Within the records below, find each line that holds the string "label", then copy it.
****************************************
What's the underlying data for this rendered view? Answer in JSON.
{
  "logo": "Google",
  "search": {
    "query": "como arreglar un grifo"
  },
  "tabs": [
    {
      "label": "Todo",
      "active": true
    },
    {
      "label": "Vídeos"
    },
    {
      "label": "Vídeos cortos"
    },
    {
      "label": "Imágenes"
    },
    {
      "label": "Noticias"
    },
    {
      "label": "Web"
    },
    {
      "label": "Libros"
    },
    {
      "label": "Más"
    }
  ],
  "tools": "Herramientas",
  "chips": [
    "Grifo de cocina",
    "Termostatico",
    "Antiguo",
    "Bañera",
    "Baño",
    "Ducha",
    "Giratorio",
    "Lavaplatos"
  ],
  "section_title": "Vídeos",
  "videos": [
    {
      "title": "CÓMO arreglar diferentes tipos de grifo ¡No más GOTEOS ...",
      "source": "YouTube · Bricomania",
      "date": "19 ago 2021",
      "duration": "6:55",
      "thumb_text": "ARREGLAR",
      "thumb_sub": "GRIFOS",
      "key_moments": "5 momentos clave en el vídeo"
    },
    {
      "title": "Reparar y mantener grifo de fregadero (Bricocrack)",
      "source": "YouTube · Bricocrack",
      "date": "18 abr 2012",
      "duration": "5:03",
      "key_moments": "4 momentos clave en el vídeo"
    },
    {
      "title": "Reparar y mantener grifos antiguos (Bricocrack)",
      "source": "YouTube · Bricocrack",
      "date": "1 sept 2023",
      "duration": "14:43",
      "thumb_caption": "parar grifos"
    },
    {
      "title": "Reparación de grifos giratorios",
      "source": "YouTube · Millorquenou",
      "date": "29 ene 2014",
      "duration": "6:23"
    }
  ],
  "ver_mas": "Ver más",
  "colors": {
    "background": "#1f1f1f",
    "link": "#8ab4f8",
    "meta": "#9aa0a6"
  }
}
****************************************
Solution:
      "label": "Todo",
      "label": "Vídeos"
      "label": "Vídeos cortos"
      "label": "Imágenes"
      "label": "Noticias"
      "label": "Web"
      "label": "Libros"
      "label": "Más"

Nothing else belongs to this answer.